Already on the wish list of Glamour editor Jo Elvin is a midnight-blue velvet dress, which will undoubtedly be a hit at retail.
What appears to be Alexander McQueen's last interview was conducted by Matches on Feb. 5, just six days before the designer died. The interview has a lighthearted tone, mostly with McQueen sharing his favourite places in London and discussing his business routine. Matches is running the full feature in its Spring/Summer 2010 magazine.
"I guess I am an East End boy at heart, although I think different areas of London have influenced different collections," McQueen said. With a spare hour in London, he said he'd "head to the Natural History Museum"; he also named pie and mash as his favourite food and admitted he was happiest at home with his dogs. In a traditionally self-effacing manner he said he'd never "like the idea of a statue of me."
McQueen, for being a thoroughly British boy, continued to show in Paris. "I love the heritage of the design houses and the fact that not just anyone can put on a show," he explained. As for business sense, he said "there has to be a balance between your mental satisfaction and the financial needs of your company," and added: "I always remember that it’s the fantasy, the artistic side, that makes customers want to buy the straightforward black pants."
When you attend a Pam Hogg show, you know that it's going to be full of energy and will draw the London 'It' scene. Case in point: Siouxsie Sioux opened the show with a dramatic round tulle headpiece and short black lace bodysuit to a huge round of applause - Jamie Winestone, Jefferson Hack, Peaches Geldof and PPQ's Amy Molyneaux and Percy Parker all sat front-row.
The collection was full of all of the pieces you would expect from Hogg. Bod-con bodysuits mainly came in shorter styles in black lace and were often styled with a long train that sat on the shoulders on leather panels. Where the styles were full length, they came completely sheer with only gold panels on the breasts and between the legs to preserve the models' modesty.
Tapping into this season's micro trend, we saw a lot of leather arms on dresses, particularly on bod-con styles in red and blue with leather detail also appearing across the shoulders.

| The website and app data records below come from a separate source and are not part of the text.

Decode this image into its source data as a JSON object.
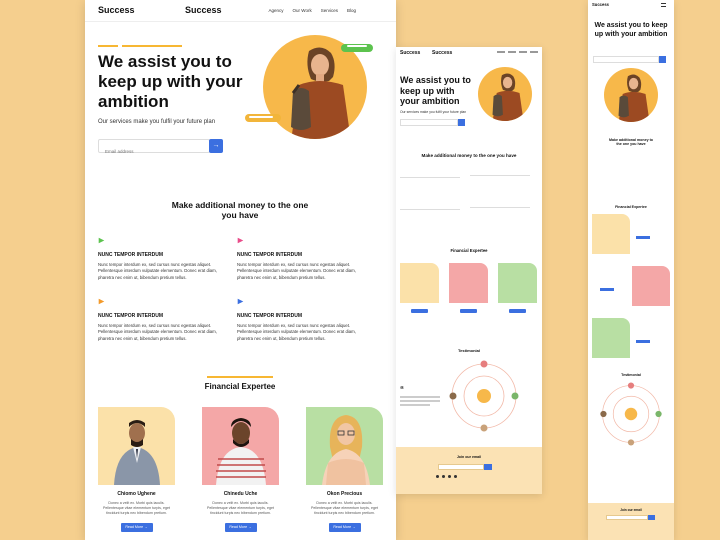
{
  "desktop": {
    "logo_left": "Success",
    "logo_center": "Success",
    "nav": [
      "Agency",
      "Our Work",
      "Services",
      "Blog"
    ],
    "hero": {
      "title": "We assist you to keep up with your ambition",
      "subtitle": "Our services make you fulfil your future plan",
      "email_placeholder": "Email address",
      "submit_icon": "arrow-right-icon"
    },
    "features_title": "Make additional  money to the one you have",
    "features": [
      {
        "icon": "play-icon",
        "color": "#5cc34e",
        "heading": "NUNC TEMPOR INTERDUM",
        "body": "Nunc tempor interdum ex, sed cursus nunc egestas aliquet. Pellentesque interdum vulputate elementum. Donec erat diam, pharetra nec enim ut, bibendum pretium tellus."
      },
      {
        "icon": "play-icon",
        "color": "#e94c8a",
        "heading": "NUNC TEMPOR INTERDUM",
        "body": "Nunc tempor interdum ex, sed cursus nunc egestas aliquet. Pellentesque interdum vulputate elementum. Donec erat diam, pharetra nec enim ut, bibendum pretium tellus."
      },
      {
        "icon": "play-icon",
        "color": "#f39a2a",
        "heading": "NUNC TEMPOR INTERDUM",
        "body": "Nunc tempor interdum ex, sed cursus nunc egestas aliquet. Pellentesque interdum vulputate elementum. Donec erat diam, pharetra nec enim ut, bibendum pretium tellus."
      },
      {
        "icon": "play-icon",
        "color": "#3b6fe0",
        "heading": "NUNC TEMPOR INTERDUM",
        "body": "Nunc tempor interdum ex, sed cursus nunc egestas aliquet. Pellentesque interdum vulputate elementum. Donec erat diam, pharetra nec enim ut, bibendum pretium tellus."
      }
    ],
    "experts_title": "Financial Expertee",
    "experts": [
      {
        "name": "Chiomo Ughene",
        "bg": "#fbe1a9",
        "desc": "Donec a velit ex. Morbi quis iaculis. Pellentesque vitae elementum turpis, eget tincidunt turpis nec bibendum pretium.",
        "button": "Read More →"
      },
      {
        "name": "Chinedu Uche",
        "bg": "#f4a7a7",
        "desc": "Donec a velit ex. Morbi quis iaculis. Pellentesque vitae elementum turpis, eget tincidunt turpis nec bibendum pretium.",
        "button": "Read More →"
      },
      {
        "name": "Okon Precious",
        "bg": "#b8dfa3",
        "desc": "Donec a velit ex. Morbi quis iaculis. Pellentesque vitae elementum turpis, eget tincidunt turpis nec bibendum pretium.",
        "button": "Read More →"
      }
    ]
  },
  "tablet": {
    "logo_left": "Success",
    "logo_center": "Success",
    "hero_title": "We assist you to keep up with your ambition",
    "hero_subtitle": "Our services make you fulfil your future plan",
    "features_title": "Make additional  money to the one you have",
    "experts_title": "Financial Expertee",
    "testimonial_title": "Testimonial",
    "newsletter_title": "Join our email"
  },
  "mobile": {
    "logo": "Success",
    "hero_title": "We assist you to keep up with your ambition",
    "features_title": "Make additional  money to the one you have",
    "experts_title": "Financial Expertee",
    "testimonial_title": "Testimonial",
    "newsletter_title": "Join our email"
  },
  "colors": {
    "accent": "#3b6fe0",
    "hero_circle": "#f7b84a",
    "background": "#f5cf8e"
  }
}
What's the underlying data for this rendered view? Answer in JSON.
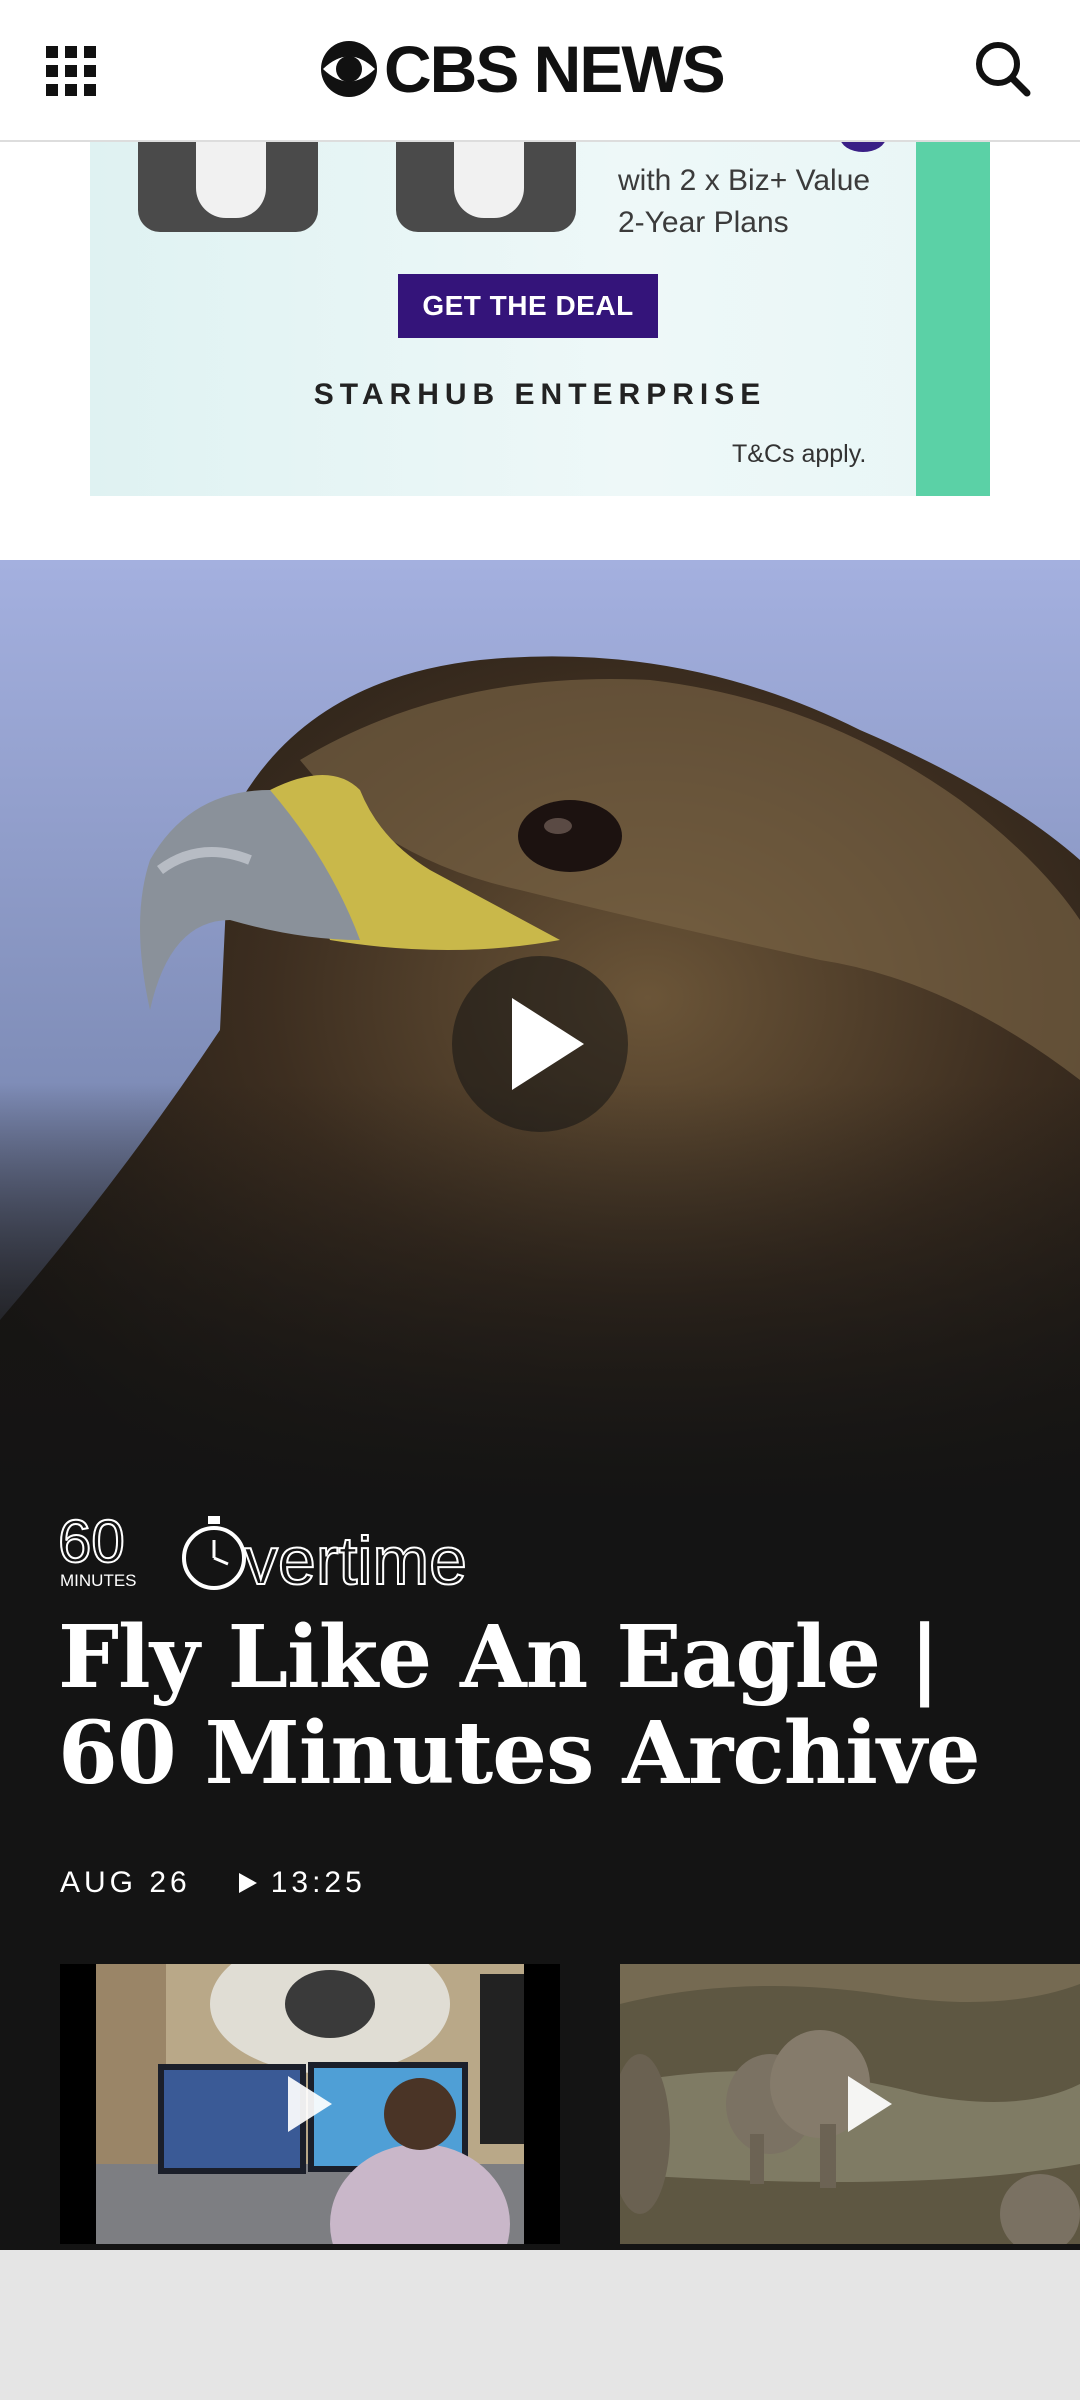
{
  "header": {
    "logo_text": "CBS NEWS",
    "menu_icon": "grid-menu-icon",
    "search_icon": "search-icon"
  },
  "ad": {
    "line1": "with 2 x Biz+ Value",
    "line2": "2-Year Plans",
    "cta": "GET THE DEAL",
    "brand": "STARHUB ENTERPRISE",
    "terms": "T&Cs apply.",
    "colors": {
      "cta_bg": "#34147a",
      "stripe": "#5bd1a6"
    }
  },
  "featured": {
    "show_logo": "60 MINUTES Overtime",
    "headline": "Fly Like An Eagle | 60 Minutes Archive",
    "date": "AUG 26",
    "duration": "13:25"
  },
  "thumbnails": [
    {
      "name": "mri-lab-video",
      "icon": "play-icon"
    },
    {
      "name": "elephants-video",
      "icon": "play-icon"
    }
  ]
}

Although the collection is not for everyone, Hogg added a lot of creativity to the London Fashion Week schedule, in a season when most designers have opted to play it safe.